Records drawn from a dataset
:::

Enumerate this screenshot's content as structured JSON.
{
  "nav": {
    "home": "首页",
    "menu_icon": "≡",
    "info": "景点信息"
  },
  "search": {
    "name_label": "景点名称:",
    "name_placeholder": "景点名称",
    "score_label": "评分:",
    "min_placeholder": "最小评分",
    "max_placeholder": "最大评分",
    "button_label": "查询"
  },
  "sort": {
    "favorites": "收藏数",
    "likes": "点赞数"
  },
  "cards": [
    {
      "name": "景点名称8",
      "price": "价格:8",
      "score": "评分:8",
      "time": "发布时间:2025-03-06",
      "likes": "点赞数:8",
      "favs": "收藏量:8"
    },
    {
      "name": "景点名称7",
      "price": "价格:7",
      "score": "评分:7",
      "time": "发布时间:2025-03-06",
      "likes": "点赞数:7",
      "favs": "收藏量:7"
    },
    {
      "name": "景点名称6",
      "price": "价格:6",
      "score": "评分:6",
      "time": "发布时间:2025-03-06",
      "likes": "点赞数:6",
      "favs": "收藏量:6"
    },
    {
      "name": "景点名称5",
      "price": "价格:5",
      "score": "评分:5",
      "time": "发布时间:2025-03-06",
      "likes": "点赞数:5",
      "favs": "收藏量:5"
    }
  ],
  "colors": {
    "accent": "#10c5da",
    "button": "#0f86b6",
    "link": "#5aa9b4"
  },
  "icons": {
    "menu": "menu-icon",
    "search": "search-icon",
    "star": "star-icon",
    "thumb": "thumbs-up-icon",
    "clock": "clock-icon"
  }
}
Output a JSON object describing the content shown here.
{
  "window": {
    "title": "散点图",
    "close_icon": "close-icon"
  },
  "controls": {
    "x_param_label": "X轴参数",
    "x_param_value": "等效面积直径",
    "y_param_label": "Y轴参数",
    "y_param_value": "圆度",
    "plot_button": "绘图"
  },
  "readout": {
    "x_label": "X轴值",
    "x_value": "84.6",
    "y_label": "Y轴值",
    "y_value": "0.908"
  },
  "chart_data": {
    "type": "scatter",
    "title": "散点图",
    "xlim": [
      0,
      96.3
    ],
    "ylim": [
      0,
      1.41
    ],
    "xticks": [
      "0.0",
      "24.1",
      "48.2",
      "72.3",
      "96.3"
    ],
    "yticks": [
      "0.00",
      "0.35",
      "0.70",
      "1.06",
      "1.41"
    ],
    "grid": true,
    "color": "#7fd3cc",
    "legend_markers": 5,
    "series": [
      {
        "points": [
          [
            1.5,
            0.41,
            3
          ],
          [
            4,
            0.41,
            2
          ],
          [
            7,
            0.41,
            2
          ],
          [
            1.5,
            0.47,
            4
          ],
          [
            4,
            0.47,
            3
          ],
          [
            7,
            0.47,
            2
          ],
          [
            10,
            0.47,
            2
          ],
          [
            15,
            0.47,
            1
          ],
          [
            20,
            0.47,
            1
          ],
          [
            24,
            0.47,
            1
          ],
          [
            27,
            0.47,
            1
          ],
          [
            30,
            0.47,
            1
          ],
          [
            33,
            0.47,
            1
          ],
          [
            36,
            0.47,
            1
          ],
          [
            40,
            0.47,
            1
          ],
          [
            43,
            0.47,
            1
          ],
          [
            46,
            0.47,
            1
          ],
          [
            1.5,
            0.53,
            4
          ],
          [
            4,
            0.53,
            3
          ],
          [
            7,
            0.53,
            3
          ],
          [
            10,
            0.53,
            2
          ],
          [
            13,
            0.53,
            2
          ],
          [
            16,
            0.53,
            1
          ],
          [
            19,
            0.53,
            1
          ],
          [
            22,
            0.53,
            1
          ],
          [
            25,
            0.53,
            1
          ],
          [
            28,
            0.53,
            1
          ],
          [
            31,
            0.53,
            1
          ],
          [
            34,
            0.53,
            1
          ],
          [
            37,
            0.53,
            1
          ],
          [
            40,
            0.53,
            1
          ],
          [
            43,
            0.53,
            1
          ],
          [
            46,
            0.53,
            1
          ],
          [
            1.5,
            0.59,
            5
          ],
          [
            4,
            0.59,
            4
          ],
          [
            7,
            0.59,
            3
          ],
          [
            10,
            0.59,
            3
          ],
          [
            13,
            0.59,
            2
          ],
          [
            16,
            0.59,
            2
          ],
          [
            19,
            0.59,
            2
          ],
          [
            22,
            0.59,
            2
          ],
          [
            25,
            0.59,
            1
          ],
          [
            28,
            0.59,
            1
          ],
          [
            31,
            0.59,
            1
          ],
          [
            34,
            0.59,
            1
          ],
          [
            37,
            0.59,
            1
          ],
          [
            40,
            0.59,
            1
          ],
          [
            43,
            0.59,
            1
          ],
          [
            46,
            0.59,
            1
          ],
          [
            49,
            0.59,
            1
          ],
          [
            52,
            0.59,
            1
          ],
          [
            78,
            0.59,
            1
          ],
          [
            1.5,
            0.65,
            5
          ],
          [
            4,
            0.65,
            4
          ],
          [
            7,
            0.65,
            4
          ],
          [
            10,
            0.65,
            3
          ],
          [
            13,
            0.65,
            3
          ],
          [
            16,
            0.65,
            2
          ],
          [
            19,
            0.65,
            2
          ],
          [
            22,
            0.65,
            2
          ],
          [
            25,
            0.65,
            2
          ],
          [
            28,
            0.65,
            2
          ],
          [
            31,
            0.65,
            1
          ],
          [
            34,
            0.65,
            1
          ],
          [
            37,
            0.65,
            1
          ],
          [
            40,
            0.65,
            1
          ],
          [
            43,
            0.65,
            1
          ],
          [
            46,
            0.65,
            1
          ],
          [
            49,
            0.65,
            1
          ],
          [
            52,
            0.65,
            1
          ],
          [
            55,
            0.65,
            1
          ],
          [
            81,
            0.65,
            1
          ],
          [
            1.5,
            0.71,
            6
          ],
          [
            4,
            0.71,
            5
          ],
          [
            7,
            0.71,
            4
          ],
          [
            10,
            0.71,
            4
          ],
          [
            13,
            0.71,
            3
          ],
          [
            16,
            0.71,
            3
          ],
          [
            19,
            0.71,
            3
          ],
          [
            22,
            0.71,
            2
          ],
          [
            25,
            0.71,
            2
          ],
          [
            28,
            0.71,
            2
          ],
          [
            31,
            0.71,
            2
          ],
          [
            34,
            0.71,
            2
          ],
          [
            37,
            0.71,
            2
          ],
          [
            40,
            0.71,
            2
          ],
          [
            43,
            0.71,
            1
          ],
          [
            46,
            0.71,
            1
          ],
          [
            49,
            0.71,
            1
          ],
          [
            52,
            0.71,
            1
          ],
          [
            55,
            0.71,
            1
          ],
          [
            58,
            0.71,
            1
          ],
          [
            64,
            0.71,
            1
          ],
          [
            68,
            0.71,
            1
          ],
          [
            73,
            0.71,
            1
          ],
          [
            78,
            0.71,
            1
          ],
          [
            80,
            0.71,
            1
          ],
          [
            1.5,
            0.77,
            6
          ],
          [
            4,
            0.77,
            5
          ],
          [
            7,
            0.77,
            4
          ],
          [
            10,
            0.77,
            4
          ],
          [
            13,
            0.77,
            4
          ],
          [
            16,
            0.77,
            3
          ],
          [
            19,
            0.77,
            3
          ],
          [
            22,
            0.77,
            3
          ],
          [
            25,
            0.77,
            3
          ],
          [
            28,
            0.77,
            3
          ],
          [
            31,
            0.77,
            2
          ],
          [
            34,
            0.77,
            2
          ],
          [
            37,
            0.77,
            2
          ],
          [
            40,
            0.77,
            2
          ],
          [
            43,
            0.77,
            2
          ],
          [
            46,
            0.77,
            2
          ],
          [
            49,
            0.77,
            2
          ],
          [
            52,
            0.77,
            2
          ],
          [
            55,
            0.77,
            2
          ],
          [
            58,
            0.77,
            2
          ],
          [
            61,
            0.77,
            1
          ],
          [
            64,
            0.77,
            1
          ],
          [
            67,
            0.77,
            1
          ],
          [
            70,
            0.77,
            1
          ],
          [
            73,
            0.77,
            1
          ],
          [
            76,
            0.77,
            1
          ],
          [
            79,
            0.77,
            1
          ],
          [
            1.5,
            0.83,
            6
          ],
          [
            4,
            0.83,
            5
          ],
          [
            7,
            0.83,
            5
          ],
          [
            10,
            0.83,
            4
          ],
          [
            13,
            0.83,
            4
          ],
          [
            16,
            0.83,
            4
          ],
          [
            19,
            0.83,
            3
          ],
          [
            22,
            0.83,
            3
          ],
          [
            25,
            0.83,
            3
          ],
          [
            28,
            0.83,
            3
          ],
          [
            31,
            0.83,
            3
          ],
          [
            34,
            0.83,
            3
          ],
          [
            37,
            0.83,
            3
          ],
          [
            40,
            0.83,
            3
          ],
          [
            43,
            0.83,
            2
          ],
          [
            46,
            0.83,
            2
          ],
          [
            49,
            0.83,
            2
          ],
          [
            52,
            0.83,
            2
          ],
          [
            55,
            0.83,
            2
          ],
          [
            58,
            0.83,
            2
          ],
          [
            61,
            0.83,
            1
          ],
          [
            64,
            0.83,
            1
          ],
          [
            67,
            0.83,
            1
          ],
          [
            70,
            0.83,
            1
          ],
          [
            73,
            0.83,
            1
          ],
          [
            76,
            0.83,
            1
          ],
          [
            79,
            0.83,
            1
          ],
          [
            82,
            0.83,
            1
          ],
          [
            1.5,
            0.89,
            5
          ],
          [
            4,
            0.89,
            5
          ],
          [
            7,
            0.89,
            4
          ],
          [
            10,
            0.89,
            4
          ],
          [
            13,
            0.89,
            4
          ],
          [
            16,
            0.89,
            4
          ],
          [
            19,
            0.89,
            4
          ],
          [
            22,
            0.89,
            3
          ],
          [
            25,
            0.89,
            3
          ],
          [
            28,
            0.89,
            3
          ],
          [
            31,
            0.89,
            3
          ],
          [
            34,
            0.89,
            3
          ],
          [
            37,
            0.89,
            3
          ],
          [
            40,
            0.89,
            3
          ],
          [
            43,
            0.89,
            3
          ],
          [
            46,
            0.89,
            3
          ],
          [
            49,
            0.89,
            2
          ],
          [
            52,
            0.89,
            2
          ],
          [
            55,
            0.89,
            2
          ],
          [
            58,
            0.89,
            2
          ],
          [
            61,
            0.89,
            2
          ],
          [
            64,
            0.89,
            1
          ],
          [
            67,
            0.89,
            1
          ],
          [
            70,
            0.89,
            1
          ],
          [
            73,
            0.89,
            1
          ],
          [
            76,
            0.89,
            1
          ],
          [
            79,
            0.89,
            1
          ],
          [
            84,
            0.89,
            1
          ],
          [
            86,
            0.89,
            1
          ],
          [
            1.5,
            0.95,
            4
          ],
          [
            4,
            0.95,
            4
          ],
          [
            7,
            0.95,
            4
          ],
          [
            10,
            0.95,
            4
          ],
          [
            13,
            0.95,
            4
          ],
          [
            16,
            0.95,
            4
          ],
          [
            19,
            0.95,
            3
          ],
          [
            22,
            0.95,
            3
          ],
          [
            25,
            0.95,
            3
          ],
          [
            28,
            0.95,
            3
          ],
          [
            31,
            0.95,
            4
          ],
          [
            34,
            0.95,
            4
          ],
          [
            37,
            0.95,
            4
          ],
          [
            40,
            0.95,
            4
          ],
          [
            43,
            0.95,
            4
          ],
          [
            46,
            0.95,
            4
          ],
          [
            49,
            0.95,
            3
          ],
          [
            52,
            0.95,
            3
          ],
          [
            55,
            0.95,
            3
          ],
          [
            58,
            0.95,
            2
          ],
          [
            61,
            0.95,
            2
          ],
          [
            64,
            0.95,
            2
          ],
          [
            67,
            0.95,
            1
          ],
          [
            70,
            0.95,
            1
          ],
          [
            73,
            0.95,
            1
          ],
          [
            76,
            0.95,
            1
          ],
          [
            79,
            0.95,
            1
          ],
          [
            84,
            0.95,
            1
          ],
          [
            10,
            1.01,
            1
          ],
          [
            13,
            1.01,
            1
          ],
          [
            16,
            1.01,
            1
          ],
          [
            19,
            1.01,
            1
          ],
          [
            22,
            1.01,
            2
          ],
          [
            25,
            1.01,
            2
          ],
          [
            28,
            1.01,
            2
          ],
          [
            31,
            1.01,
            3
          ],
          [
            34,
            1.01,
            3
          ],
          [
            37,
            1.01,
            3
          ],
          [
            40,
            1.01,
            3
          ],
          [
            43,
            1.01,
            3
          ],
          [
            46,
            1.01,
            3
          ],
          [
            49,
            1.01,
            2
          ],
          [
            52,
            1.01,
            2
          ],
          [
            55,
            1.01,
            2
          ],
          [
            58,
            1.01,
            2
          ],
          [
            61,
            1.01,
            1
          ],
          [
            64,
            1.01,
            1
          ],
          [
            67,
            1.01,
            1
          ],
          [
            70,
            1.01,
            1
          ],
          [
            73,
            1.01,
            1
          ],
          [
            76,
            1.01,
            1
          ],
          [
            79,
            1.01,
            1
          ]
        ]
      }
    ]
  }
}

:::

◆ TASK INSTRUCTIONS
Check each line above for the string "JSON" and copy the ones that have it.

◆ WRITTEN REPLY
Enumerate this screenshot's content as structured JSON.
Output a JSON object describing the content shown here.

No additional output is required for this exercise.